PROVIDED RECORDS >>
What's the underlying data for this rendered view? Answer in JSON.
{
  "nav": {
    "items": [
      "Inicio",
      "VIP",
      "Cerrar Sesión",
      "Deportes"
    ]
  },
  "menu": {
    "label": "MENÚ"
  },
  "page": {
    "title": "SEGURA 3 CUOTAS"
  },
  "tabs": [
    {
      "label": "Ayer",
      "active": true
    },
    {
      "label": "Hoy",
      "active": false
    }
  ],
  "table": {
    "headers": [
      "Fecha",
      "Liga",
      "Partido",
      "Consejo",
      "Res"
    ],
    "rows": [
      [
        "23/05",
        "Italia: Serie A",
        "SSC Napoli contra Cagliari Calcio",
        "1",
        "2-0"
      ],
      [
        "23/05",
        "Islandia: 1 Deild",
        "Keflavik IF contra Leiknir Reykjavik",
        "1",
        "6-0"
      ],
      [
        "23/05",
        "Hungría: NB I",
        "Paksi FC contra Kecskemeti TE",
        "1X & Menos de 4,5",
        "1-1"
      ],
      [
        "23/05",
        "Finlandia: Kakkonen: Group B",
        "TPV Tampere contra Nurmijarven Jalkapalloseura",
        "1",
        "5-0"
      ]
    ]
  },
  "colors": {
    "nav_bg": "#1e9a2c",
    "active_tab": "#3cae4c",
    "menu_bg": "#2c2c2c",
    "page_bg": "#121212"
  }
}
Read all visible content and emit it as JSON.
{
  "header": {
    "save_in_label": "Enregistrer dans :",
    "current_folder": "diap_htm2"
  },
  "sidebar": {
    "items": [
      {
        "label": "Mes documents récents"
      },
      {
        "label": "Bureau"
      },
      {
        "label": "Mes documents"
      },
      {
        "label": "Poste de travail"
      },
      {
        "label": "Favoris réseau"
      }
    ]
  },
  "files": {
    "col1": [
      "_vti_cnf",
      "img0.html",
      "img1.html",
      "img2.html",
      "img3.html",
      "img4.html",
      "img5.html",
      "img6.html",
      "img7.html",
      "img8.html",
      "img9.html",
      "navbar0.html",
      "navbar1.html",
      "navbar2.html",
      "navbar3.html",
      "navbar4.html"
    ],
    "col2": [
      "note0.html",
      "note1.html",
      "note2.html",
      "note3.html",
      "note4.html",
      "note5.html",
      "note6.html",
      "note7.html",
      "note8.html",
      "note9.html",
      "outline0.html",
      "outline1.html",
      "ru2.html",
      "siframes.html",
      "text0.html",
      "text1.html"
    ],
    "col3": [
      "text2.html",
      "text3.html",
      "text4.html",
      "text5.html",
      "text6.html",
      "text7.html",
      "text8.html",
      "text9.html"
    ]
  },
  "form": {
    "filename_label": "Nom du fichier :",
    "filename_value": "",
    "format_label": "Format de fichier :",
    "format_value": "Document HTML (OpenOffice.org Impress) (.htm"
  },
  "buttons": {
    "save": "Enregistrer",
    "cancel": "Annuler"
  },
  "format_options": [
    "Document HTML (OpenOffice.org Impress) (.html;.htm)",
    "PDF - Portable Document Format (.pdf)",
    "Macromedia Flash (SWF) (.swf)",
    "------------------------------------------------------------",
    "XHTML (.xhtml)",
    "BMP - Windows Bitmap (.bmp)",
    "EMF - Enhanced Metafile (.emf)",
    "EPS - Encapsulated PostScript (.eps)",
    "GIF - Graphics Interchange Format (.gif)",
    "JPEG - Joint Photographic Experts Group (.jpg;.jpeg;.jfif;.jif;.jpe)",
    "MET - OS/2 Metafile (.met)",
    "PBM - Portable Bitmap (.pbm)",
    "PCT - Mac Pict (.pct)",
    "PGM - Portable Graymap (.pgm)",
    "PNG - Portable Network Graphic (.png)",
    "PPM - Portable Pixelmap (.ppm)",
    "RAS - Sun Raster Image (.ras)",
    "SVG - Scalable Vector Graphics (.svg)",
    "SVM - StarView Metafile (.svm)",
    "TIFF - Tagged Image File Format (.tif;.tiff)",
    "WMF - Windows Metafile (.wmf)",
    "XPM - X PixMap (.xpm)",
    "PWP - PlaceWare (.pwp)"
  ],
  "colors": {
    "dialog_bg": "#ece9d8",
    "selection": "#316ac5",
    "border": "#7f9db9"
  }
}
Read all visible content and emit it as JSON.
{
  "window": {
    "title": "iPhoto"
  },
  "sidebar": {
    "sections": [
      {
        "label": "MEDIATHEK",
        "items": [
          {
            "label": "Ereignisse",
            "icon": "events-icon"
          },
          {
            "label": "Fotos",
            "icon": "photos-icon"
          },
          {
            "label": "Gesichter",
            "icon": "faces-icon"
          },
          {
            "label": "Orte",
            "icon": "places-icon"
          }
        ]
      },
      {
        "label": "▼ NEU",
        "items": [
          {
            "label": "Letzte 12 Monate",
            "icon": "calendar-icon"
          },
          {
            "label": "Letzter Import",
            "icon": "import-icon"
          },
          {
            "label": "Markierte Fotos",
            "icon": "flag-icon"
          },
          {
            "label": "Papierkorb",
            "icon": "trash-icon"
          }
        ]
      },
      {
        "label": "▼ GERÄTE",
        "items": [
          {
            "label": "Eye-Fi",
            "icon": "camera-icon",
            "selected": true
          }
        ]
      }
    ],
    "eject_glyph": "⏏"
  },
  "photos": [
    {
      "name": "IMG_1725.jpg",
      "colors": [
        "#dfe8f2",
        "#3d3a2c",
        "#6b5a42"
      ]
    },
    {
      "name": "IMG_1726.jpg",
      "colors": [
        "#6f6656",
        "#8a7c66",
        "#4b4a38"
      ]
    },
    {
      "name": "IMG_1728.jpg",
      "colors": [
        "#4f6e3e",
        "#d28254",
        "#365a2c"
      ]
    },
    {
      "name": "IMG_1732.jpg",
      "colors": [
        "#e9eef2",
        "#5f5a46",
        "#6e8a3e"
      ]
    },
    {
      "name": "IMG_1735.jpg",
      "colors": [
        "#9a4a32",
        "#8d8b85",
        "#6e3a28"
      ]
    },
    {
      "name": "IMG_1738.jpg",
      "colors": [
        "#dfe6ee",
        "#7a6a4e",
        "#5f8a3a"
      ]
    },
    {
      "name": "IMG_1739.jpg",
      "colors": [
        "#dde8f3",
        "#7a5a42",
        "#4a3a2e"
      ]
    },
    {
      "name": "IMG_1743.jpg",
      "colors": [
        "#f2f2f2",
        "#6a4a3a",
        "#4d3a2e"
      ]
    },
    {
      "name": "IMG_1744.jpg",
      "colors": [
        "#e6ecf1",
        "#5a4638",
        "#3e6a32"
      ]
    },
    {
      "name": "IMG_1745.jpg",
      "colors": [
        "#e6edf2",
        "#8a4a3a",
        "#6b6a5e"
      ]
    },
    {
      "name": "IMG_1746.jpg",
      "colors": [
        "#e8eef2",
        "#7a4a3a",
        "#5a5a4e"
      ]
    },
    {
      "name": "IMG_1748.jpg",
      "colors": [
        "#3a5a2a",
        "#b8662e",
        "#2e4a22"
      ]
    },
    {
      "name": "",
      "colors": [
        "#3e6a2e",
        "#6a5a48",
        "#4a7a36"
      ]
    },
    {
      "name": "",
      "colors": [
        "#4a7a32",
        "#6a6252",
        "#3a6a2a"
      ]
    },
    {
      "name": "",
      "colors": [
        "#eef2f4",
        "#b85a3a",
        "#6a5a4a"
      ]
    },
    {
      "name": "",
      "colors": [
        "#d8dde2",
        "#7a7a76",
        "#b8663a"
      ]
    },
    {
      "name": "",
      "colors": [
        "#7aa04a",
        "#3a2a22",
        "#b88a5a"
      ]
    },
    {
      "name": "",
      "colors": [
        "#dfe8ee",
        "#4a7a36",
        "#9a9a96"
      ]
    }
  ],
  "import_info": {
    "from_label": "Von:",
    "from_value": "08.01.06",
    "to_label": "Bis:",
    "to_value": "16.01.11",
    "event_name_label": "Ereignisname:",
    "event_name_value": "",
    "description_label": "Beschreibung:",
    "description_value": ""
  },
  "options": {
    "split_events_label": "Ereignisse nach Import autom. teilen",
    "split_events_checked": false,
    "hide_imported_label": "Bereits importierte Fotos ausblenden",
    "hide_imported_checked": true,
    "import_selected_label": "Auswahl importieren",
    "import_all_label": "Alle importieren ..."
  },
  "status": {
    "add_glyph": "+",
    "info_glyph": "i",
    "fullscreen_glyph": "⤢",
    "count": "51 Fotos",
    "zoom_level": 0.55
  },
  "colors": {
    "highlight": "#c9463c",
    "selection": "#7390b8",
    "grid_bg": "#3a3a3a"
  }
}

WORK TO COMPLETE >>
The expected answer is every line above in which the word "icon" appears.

RESPONSE AREA >>
            "icon": "events-icon"
            "icon": "photos-icon"
            "icon": "faces-icon"
            "icon": "places-icon"
            "icon": "calendar-icon"
            "icon": "import-icon"
            "icon": "flag-icon"
            "icon": "trash-icon"
            "icon": "camera-icon",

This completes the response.